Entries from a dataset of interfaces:
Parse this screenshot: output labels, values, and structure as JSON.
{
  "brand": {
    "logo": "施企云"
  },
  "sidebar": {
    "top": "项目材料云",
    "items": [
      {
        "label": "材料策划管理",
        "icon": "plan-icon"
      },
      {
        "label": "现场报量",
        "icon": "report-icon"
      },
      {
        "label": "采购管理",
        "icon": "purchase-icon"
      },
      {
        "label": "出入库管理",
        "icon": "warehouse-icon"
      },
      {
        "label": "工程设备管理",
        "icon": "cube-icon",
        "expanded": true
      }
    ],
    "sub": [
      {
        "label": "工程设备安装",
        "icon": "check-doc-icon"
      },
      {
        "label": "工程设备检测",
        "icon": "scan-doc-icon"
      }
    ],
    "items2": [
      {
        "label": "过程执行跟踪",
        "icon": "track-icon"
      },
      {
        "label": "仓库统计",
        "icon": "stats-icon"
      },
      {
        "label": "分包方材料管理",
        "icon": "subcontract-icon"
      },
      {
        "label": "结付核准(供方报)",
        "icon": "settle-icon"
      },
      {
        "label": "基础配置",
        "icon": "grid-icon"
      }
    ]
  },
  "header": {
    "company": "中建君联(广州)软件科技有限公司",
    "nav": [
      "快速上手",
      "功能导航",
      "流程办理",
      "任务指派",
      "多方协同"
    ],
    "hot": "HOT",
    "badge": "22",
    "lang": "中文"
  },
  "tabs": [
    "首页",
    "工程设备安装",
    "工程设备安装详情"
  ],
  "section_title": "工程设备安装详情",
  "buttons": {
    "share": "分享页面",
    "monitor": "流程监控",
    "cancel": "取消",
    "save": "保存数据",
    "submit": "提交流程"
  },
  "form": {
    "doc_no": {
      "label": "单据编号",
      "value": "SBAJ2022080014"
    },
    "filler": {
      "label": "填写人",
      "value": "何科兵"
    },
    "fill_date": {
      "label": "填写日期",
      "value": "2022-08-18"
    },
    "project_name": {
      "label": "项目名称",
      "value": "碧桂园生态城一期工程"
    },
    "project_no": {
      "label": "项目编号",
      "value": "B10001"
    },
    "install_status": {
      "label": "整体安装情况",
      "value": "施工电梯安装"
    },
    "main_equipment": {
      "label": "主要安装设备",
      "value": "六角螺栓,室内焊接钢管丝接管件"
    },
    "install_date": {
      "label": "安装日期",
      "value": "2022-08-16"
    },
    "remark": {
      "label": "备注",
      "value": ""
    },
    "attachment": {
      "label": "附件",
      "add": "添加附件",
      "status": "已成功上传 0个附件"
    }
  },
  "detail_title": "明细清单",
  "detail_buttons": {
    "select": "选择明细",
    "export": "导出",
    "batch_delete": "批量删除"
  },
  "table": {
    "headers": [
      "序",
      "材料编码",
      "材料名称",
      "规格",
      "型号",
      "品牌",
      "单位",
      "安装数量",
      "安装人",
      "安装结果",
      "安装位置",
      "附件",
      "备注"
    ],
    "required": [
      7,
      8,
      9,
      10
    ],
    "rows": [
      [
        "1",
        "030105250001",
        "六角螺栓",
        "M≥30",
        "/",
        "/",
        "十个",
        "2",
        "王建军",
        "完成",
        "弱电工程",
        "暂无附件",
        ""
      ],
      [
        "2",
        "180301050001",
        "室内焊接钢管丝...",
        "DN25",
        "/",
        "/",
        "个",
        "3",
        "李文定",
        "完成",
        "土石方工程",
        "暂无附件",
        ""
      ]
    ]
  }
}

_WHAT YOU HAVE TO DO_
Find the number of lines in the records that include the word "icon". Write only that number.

_EXERCISE ANSWER_
12